Paragraph 2- Even if the handwriting was verified in court, it only has the status of an oral loan in front of witnesses and if the borrower confesses, the lender cannot collect from inheritors or buyers but only from the borrower. If, however, the borrower claims he paid back, he would be believed and would take a heses oath and be exempt. The lender cannot say what is your document doing in my possession because the borrower was not afraid to leave it there considering it is not a formal document. If the borrower confesses on a portion of the debt, he would take a biblical oath. If the borrower denies the loan and says this is not his handwriting and the handwriting was verified in court or witnesses testify that it is his handwriting, the borrower is established as a liar and he must pay.
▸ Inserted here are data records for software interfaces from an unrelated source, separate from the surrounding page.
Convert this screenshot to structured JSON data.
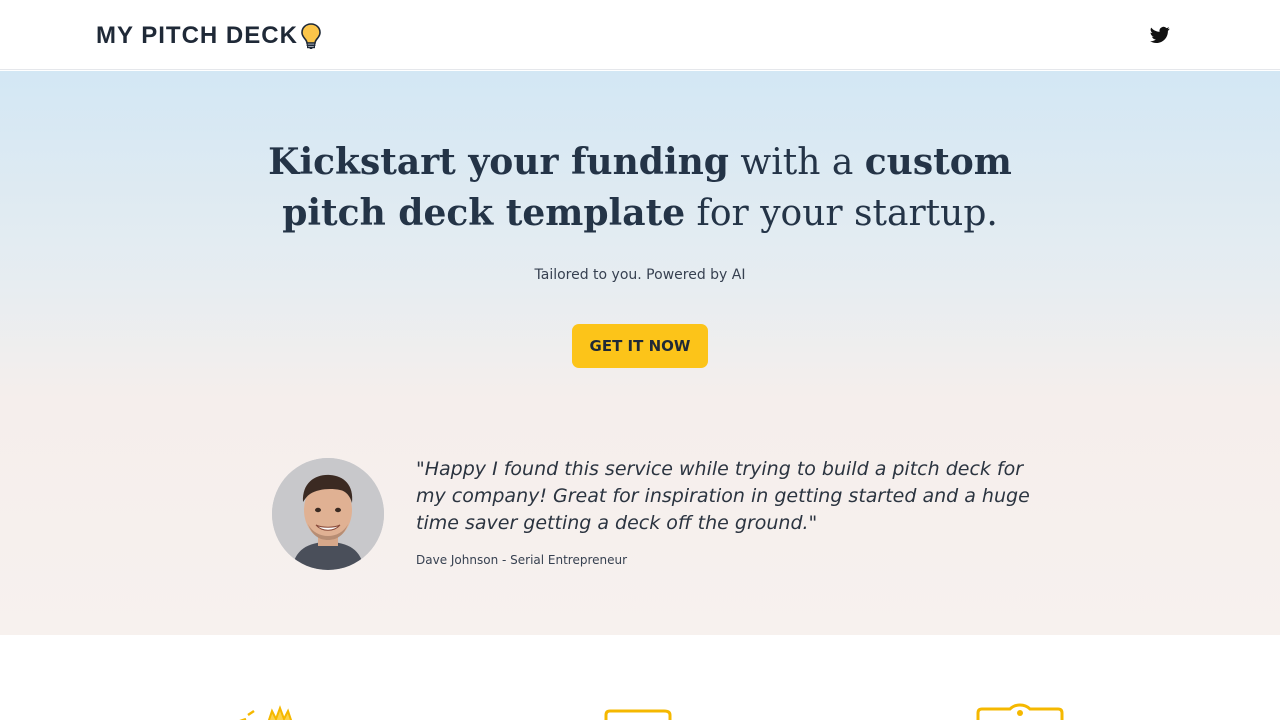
{
  "header": {
    "brand": "MY PITCH DECK",
    "brand_icon": "lightbulb-icon",
    "social_icon": "twitter-icon"
  },
  "hero": {
    "headline": {
      "part1_bold": "Kickstart your funding",
      "part2": " with a ",
      "part3_bold": "custom pitch deck template",
      "part4": " for your startup."
    },
    "subtitle": "Tailored to you. Powered by AI",
    "cta_label": "GET IT NOW"
  },
  "testimonial": {
    "quote": "\"Happy I found this service while trying to build a pitch deck for my company! Great for inspiration in getting started and a huge time saver getting a deck off the ground.\"",
    "author": "Dave Johnson - Serial Entrepreneur",
    "avatar": "avatar"
  },
  "features": {
    "icons": [
      "sparkle-icon",
      "document-icon",
      "tag-icon"
    ]
  },
  "colors": {
    "accent": "#fcc419",
    "text_dark": "#243447",
    "hero_top": "#d3e7f4",
    "hero_bottom": "#f7f1ee"
  }
}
If it has not been verified, the borrower would take a heses oath and be exempt. There are those that say that a borrower cannot claim he paid back on a handwritten obligation. In such a case, a judge can only judge based on what he observes. If the borrower claims that this is indeed his signature but he never signed on a loan confession, and that he forgot and signed his name at the end of a document and it’s possible this plaintiff found it and wrote on top- this claim would only work where he claimed he definitely did not sign ever sign his name; if, however, he is unsure, it would not work- or the borrower claims my confession was written in the event I were to borrow but I never ended up borrowing, the borrower would be believed with a heses oath because he has a migu that he could have claimed he paid back. If the writing contains a believability clause and his signature was verified, the borrower is not believed to say he paid back because had he paid back he would never have left the writing in the lender’s possession due to the believability clause. If his signature was not verified and he claims he paid back, he would be believed with a heses oath. See later in 126:13-14 regarding whether he is believed to say he erred with a migu that he could have claimed he paid back.
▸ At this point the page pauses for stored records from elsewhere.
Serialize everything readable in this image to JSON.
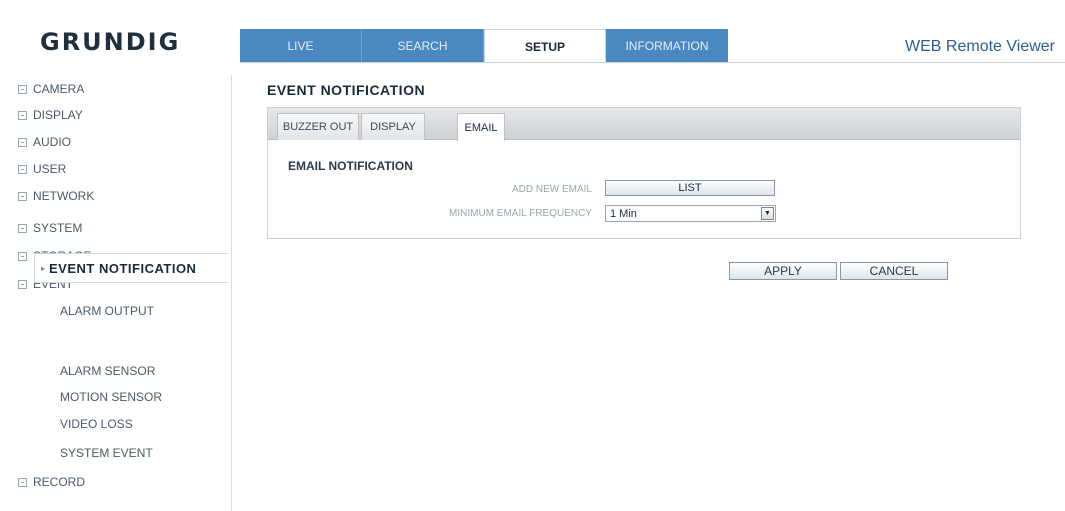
{
  "header": {
    "logo": "GRUNDIG",
    "app_title": "WEB Remote Viewer",
    "tabs": [
      {
        "label": "LIVE"
      },
      {
        "label": "SEARCH"
      },
      {
        "label": "SETUP"
      },
      {
        "label": "INFORMATION"
      }
    ],
    "active_tab": "SETUP"
  },
  "sidebar": {
    "items": [
      {
        "label": "CAMERA"
      },
      {
        "label": "DISPLAY"
      },
      {
        "label": "AUDIO"
      },
      {
        "label": "USER"
      },
      {
        "label": "NETWORK"
      },
      {
        "label": "SYSTEM"
      },
      {
        "label": "STORAGE"
      },
      {
        "label": "EVENT"
      },
      {
        "label": "RECORD"
      }
    ],
    "event_subitems": [
      {
        "label": "ALARM OUTPUT"
      },
      {
        "label": "EVENT NOTIFICATION"
      },
      {
        "label": "ALARM SENSOR"
      },
      {
        "label": "MOTION SENSOR"
      },
      {
        "label": "VIDEO LOSS"
      },
      {
        "label": "SYSTEM EVENT"
      }
    ]
  },
  "main": {
    "title": "EVENT NOTIFICATION",
    "subtabs": [
      {
        "label": "BUZZER OUT"
      },
      {
        "label": "DISPLAY"
      },
      {
        "label": "EMAIL"
      }
    ],
    "active_subtab": "EMAIL",
    "section_title": "EMAIL NOTIFICATION",
    "add_new_email_label": "ADD NEW EMAIL",
    "list_button": "LIST",
    "min_freq_label": "MINIMUM EMAIL FREQUENCY",
    "min_freq_value": "1 Min",
    "apply_button": "APPLY",
    "cancel_button": "CANCEL"
  },
  "colors": {
    "tab_bg": "#4a88c2",
    "app_title": "#2a5f97",
    "logo": "#1f2f3d"
  }
}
Paragraph 3-If a handwritten letter was signed by witnesses after the borrower’s signature to verify the incident, but not the signature, the borrower would not be believed to say he paid back.
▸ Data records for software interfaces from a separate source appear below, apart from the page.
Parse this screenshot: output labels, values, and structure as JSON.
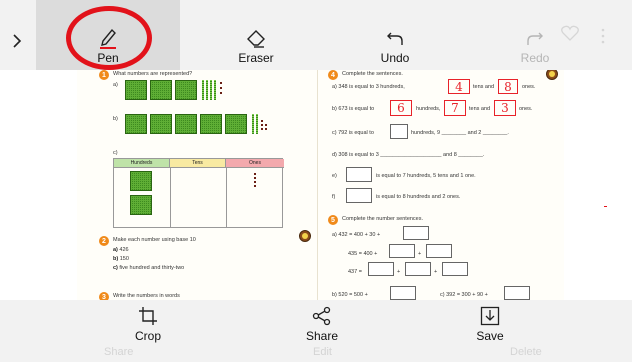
{
  "toolbar": {
    "pen_label": "Pen",
    "eraser_label": "Eraser",
    "undo_label": "Undo",
    "redo_label": "Redo",
    "accent_color": "#e2121a"
  },
  "worksheet": {
    "left": {
      "q1_num": "1",
      "q1_title": "What numbers are represented?",
      "q1_a": "a)",
      "q1_b": "b)",
      "q1_c": "c)",
      "col_hundreds": "Hundreds",
      "col_tens": "Tens",
      "col_ones": "Ones",
      "q2_num": "2",
      "q2_title": "Make each number using base 10",
      "q2_a": "426",
      "q2_b": "150",
      "q2_c": "five hundred and thirty-two",
      "q3_num": "3",
      "q3_partial": "Write the numbers in words"
    },
    "right": {
      "q4_num": "4",
      "q4_title": "Complete the sentences.",
      "a_pre": "a)  348 is equal to 3 hundreds,",
      "a_mid": "tens and",
      "a_end": "ones.",
      "a_ink1": "4",
      "a_ink2": "8",
      "b_pre": "b)  673 is equal to",
      "b_mid1": "hundreds,",
      "b_mid2": "tens and",
      "b_end": "ones.",
      "b_ink1": "6",
      "b_ink2": "7",
      "b_ink3": "3",
      "c_pre": "c)  792 is equal to",
      "c_mid": "hundreds, 9 ________ and 2 ________.",
      "d_line": "d)  308 is equal to 3 ____________________ and 8 ________.",
      "e_pre": "e)",
      "e_text": "is equal to 7 hundreds, 5 tens and 1 one.",
      "f_pre": "f)",
      "f_text": "is equal to 8 hundreds and 2 ones.",
      "q5_num": "5",
      "q5_title": "Complete the number sentences.",
      "q5_a": "a)  432 = 400 + 30 +",
      "q5_a2": "435 = 400 +",
      "q5_a3": "437 =",
      "plus": "+",
      "q5_b": "b)  520 = 500 +",
      "q5_c": "c)  392 = 300 + 90 +"
    }
  },
  "bottom": {
    "crop_label": "Crop",
    "share_label": "Share",
    "save_label": "Save",
    "ghost_share": "Share",
    "ghost_edit": "Edit",
    "ghost_delete": "Delete"
  }
}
Paragraph 4-If the parties had signed on a ledger and a solo witness signed with them, the party is not believed to say he paid back so long as the ledger in his adversary’s possession.

Paragraph 5- If one produces the handwriting of a borrower against the borrower’s inheritors, we would claim on behalf of the inheritors that it may have been paid back, even if the inheritors admit that it is their father’s handwriting, and they would even be exempt from the inheritor-oath. We would, however, put a general cherem in the presence of the inheritors if any person is aware that their father did not pay back the debt. This is the primary ruling, not like those that disagree and say that the borrower’s inheritors need to swear that they are not aware that their father is still in debt. Nevertheless, the later generations have the custom to be stringent on the inheritors and have them swear if there is some basis to the matter and we are in doubt whether he owes the money. If it is prior to the due date of the debt, the obligated party confessed and instructed while sick that he owes the lender such and such amount in the handwritten debt or if a nidui was placed on the borrower to compel him to pay and he died while still in nidui, the borrower can collect from them because they admit it is their father’s handwriting or their father’s handwriting was verified. If they do not admit that it is their father’s handwriting and their father’s handwriting has not been verified, they would be exempt even if it was prior to the due date. We would, however, place a general cherem in the presence of the inheritors on any person that know that their father owed this debt and did not pay back. If, however, they placed a nidui on the borrower and he died while in nidui, there is no distinction and they would be obligated to pay in all cases.

Paragraph 6- If Reuven produces a ruling on Shimon’s inheritors that their father owed him an oath on a monetary claim and the inheritors say that perhaps he swore to you or paid you back, they are even exempt from an oath, but we would place a general cherem in the presence of the inheritors.